Return all lines in the material below that contain "JSON".

--------------------------------

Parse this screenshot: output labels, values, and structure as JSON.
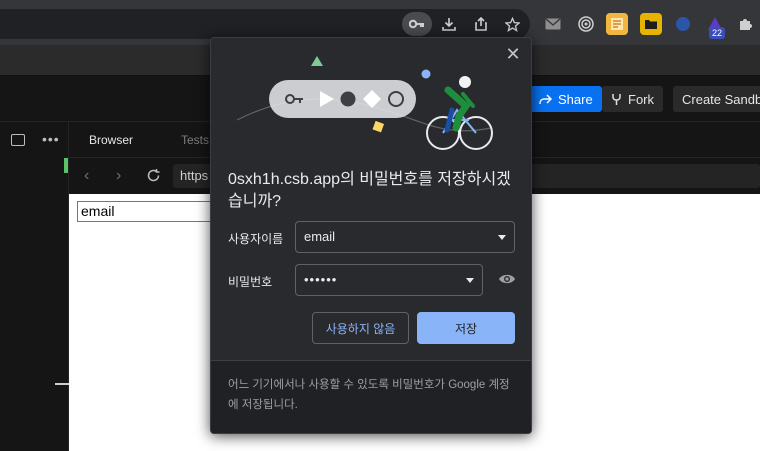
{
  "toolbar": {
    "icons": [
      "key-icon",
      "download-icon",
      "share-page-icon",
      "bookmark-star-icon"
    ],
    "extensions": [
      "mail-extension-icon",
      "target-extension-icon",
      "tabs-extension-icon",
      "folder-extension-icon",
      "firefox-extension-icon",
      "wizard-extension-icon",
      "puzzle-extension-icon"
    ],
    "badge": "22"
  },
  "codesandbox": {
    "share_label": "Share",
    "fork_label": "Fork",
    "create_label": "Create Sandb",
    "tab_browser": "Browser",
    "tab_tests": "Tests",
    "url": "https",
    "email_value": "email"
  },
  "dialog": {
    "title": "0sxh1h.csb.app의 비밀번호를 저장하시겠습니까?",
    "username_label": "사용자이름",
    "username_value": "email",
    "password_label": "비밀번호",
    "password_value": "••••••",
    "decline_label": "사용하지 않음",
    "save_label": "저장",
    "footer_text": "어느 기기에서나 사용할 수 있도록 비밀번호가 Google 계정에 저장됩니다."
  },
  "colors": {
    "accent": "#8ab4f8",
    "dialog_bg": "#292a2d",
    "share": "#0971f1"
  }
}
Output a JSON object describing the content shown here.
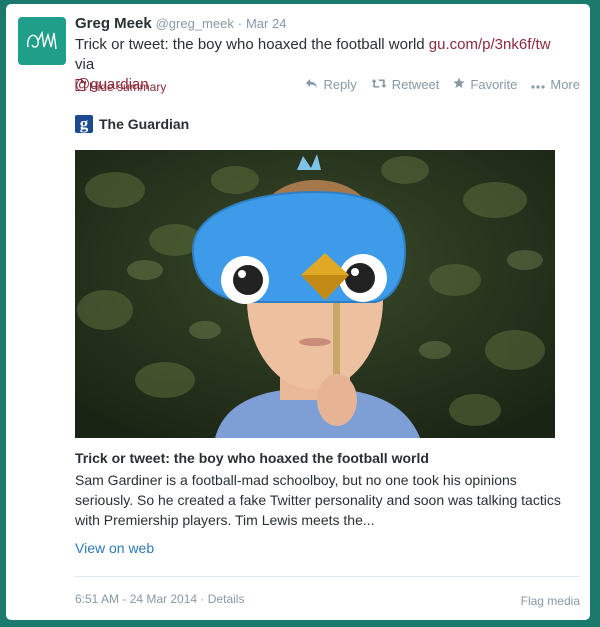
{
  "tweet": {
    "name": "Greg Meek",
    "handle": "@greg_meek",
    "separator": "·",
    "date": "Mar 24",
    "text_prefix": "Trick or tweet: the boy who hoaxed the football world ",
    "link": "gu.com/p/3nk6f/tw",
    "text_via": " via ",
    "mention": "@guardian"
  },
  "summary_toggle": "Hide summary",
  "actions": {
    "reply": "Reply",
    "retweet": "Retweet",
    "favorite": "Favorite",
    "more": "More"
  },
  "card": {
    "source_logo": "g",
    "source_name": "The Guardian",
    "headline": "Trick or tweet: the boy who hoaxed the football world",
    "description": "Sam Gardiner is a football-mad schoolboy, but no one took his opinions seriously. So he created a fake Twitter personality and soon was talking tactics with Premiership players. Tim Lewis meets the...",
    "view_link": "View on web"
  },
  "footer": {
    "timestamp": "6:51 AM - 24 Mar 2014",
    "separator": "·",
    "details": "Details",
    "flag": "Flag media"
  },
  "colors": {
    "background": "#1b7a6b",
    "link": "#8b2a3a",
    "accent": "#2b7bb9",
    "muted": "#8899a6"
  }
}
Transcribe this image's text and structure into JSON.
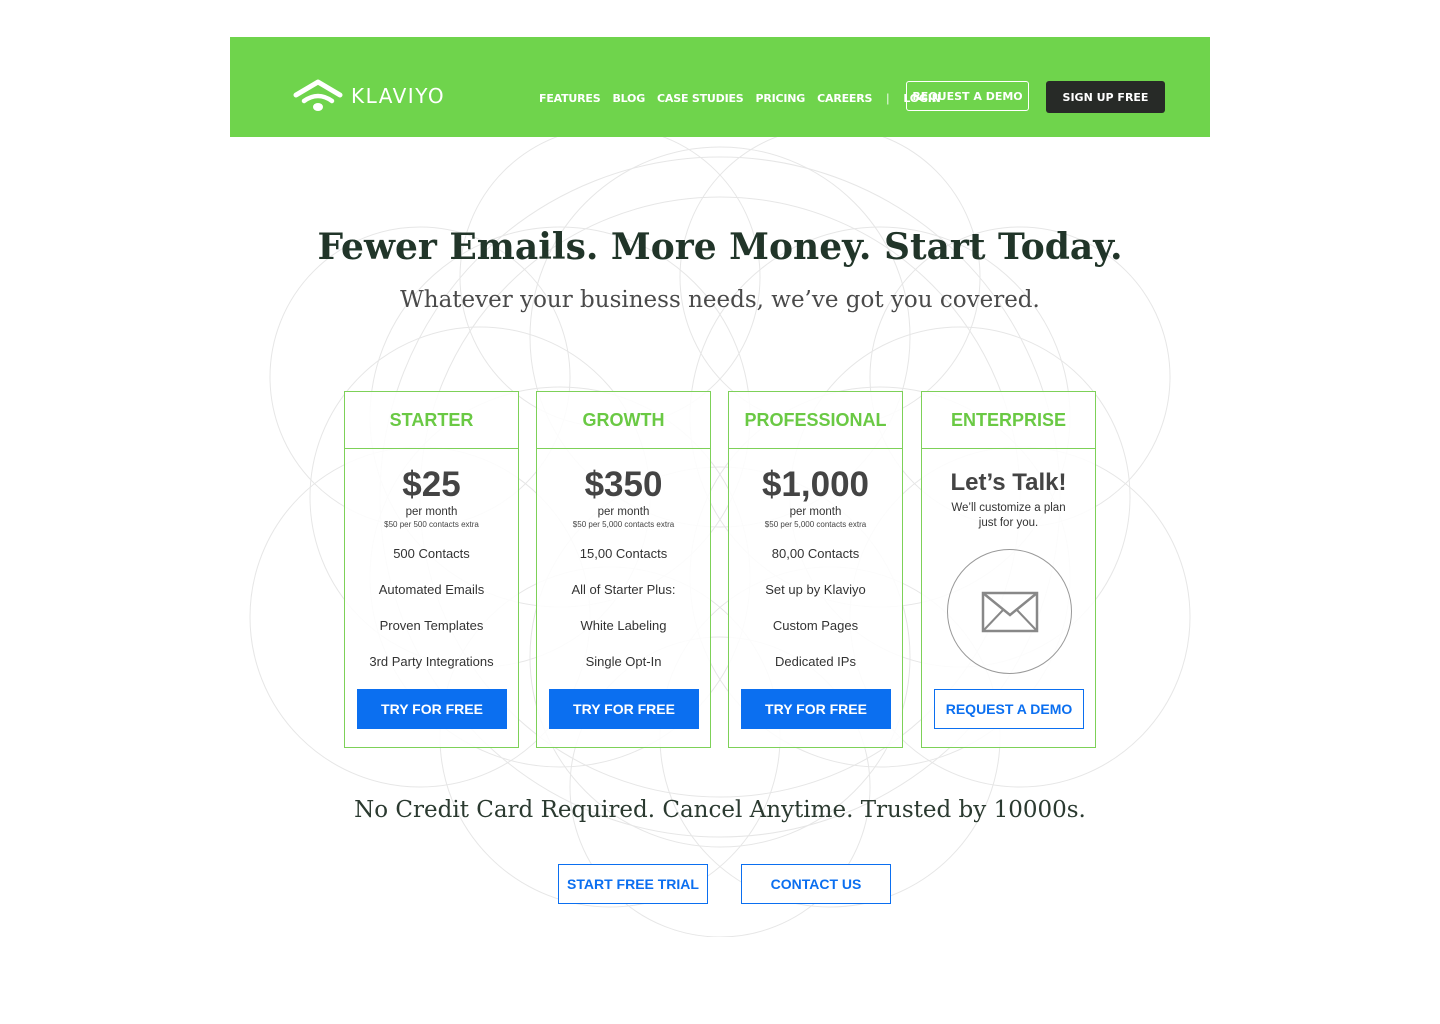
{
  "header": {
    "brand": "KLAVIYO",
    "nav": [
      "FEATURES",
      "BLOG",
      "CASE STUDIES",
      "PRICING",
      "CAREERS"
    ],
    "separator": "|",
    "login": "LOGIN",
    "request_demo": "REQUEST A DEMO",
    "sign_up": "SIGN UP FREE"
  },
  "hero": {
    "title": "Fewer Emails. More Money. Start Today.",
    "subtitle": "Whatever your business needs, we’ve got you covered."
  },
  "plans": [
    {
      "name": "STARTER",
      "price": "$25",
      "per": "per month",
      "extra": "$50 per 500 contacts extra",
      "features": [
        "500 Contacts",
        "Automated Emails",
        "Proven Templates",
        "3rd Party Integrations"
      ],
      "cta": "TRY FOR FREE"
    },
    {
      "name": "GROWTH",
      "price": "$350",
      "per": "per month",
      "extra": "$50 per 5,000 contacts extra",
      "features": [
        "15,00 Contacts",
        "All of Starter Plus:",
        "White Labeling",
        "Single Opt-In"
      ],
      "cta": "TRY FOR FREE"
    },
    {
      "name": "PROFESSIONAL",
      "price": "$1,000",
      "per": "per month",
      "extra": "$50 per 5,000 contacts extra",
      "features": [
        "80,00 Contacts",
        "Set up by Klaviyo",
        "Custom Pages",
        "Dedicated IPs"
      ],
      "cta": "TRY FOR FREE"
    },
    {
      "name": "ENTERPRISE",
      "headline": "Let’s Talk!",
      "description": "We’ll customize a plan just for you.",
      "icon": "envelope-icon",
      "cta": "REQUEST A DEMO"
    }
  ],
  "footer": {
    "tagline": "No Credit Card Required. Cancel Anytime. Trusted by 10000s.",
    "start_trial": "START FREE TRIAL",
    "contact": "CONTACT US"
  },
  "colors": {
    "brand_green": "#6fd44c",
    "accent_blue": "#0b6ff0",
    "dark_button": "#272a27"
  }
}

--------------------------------

▶ **TASK OUTPUT**
Parse this screenshot: output labels, values, and structure as JSON.
Output a JSON object describing the content shown here.
Transcribe this image's text and structure into JSON.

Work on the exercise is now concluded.